START Provided information
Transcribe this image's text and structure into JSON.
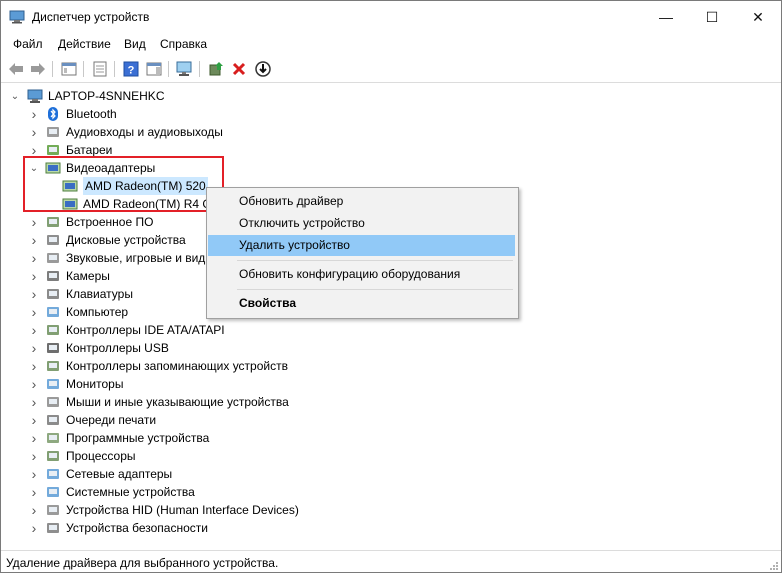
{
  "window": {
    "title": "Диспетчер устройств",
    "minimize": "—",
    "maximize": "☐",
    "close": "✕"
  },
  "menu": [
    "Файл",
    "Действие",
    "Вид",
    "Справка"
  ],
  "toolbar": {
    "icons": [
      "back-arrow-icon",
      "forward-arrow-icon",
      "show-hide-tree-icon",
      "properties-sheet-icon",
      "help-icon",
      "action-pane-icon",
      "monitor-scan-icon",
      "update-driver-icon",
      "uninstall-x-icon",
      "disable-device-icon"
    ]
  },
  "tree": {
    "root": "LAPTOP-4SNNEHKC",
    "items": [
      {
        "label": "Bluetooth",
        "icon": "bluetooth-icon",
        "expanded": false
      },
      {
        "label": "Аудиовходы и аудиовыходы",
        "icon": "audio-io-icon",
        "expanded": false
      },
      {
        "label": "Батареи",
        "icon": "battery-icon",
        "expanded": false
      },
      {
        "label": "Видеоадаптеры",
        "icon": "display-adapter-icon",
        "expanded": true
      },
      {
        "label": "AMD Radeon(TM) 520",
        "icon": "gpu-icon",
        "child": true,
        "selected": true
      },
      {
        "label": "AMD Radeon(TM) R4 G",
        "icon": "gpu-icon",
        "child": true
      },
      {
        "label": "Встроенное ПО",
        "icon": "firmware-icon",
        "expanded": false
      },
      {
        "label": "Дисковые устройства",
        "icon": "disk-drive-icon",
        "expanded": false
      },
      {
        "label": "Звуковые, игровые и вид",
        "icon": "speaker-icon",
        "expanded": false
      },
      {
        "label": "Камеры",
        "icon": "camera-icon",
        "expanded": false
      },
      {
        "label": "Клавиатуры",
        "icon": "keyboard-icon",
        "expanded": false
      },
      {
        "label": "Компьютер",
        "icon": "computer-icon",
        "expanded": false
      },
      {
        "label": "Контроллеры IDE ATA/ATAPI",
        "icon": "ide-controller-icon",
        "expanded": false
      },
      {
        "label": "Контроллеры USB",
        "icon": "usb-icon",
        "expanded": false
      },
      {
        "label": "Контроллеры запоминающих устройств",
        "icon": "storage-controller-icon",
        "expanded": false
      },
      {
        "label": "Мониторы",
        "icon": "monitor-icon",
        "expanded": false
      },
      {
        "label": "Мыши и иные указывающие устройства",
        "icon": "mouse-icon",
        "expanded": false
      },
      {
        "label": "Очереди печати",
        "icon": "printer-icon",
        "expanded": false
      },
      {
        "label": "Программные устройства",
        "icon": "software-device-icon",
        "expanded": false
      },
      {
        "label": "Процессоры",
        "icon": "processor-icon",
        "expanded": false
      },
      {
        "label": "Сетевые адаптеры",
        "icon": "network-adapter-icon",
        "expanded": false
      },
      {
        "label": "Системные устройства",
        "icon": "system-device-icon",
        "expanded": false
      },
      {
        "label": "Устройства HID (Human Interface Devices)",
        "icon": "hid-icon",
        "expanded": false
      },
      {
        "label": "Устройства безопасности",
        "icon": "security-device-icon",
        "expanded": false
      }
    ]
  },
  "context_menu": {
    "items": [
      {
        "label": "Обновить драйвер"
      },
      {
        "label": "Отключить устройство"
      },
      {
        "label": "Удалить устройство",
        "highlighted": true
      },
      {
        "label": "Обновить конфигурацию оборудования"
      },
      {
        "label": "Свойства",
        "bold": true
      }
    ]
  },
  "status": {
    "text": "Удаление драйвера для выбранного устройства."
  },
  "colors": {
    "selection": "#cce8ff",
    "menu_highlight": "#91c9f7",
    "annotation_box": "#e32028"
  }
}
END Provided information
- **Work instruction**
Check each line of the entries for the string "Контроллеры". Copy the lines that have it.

- **Finished exercise**
        "label": "Контроллеры IDE ATA/ATAPI",
        "label": "Контроллеры USB",
        "label": "Контроллеры запоминающих устройств",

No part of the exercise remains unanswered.